By Tie Xiao
Modern Chinese Literature and Culture, vol. 24, no. 2 (Fall 2012), pp. 1-51
This essay explores the historical specificity of the “crowd” (qunzhong) as a psychological category in modern China by examining Zhu Qianzhi’s (1899-1972) against-the-grain reading of Gustave Le Bon’s classic study of crowd psychology in his 1921 theoretical treatise Philosophy of Revolution (Geming zhexue). It focuses on the ways in which Zhu’s philosophy of the “anti-intellectual crowd” partook in a global dissemination of the particular languages of irrationalism and vitalism that gained momentum around the turn of the twentieth century.
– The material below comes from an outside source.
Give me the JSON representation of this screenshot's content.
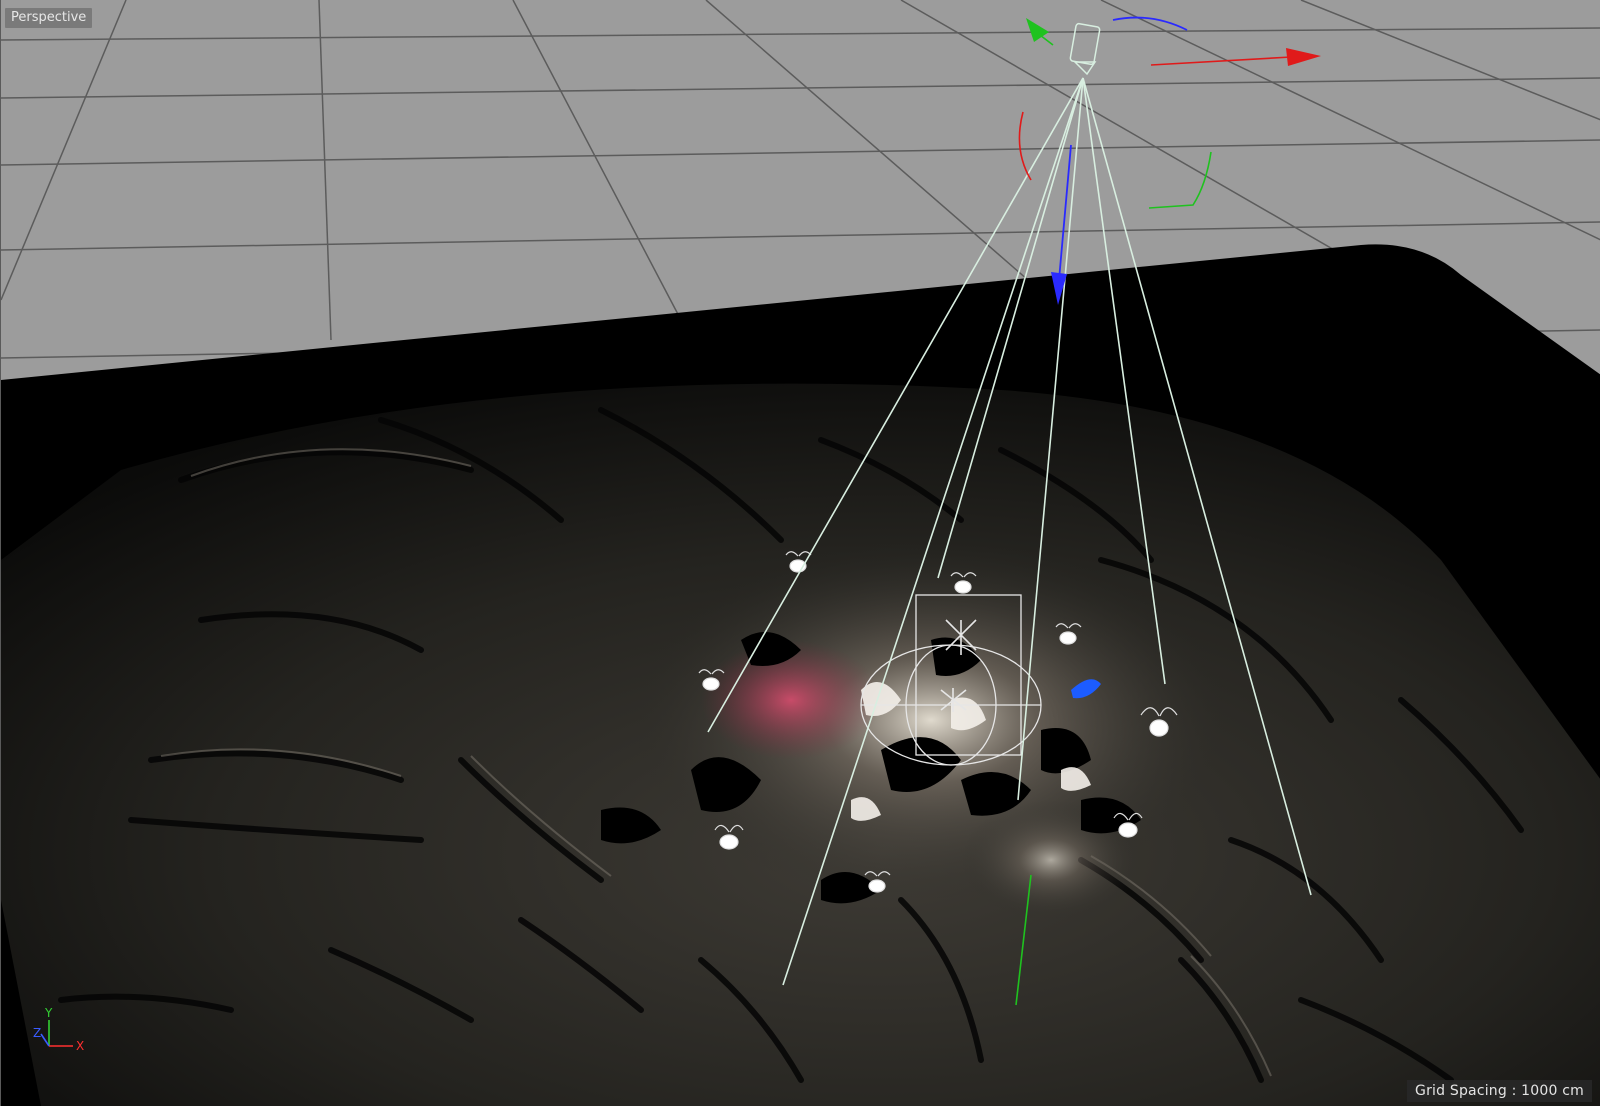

Xiao examines how Zhu Qianzhi embraced a modernity of passionate rebellion by appropriating the psycho-physiological theorizing of emotion that emerged in Europe in the late nineteenth century and how he envisioned an instinctual form of collective emergence that violates the precarious distinction between awakening and being awakened in modern China. At the heart of Zhu’s vision are ideas of consciousness and unconsciousness, rationality and intuition, and manipulation and spontaneity through which his radical claims were articulated. This study is as much an attempt to recognize the political and intellectual overdetermination of the idea of the crowd as it is a preliminary effort to map out how representations of the crowd make visible the dialectical articulations of political reason and affective instincts in modern Chinese political imaginations